Exercise description:
In how many lines of the records does the string "packages" appear? State only the number.

Records to use:

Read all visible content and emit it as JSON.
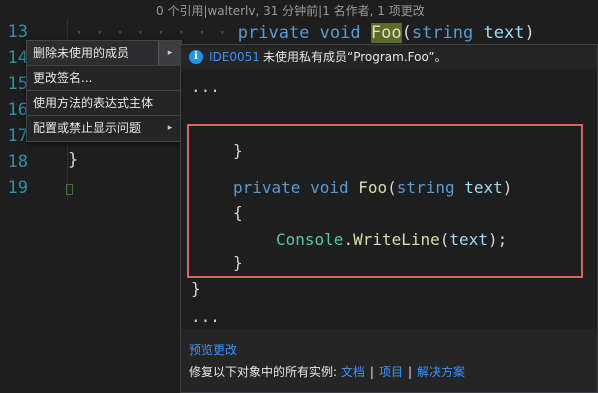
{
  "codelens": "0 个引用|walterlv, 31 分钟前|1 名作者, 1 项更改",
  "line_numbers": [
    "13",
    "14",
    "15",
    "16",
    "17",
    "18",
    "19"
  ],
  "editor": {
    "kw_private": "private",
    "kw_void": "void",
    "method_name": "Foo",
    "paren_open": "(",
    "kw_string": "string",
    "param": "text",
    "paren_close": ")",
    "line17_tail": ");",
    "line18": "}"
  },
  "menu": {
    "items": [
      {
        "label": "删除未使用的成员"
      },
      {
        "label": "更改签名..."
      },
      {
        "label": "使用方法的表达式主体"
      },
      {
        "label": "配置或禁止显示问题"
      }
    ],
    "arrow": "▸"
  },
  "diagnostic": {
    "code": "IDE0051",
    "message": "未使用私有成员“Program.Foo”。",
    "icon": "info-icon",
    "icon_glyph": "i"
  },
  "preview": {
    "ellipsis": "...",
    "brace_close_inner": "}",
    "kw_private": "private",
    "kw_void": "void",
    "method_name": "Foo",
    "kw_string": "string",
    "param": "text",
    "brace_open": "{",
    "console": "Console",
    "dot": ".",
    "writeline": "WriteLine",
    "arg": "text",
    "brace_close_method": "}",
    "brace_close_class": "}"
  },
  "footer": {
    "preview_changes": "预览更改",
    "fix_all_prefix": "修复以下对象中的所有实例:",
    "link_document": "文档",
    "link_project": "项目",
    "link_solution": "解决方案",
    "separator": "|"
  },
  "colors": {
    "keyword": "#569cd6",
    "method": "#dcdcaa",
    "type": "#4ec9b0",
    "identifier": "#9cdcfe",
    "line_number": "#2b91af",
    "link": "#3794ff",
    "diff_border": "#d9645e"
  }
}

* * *

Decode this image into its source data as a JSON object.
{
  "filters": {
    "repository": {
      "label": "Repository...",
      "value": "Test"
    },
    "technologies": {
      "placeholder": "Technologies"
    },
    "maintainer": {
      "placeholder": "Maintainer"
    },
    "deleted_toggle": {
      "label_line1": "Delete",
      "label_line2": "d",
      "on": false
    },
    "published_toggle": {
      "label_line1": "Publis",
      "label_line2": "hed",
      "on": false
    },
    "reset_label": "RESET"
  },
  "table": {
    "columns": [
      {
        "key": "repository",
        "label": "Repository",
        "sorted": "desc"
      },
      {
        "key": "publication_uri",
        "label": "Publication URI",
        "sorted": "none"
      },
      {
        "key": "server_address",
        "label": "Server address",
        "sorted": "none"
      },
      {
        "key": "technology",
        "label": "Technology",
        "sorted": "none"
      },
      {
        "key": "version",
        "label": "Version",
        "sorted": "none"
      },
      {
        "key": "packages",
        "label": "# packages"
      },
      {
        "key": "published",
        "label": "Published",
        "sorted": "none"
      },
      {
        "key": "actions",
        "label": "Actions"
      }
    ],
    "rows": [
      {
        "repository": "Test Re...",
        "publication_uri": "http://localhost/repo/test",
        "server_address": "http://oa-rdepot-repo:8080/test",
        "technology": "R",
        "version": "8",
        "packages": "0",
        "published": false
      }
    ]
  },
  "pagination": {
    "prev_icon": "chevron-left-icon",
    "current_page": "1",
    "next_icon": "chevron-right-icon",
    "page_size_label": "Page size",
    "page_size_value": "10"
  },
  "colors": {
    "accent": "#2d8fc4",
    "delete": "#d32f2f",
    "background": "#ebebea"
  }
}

Exercise response:
3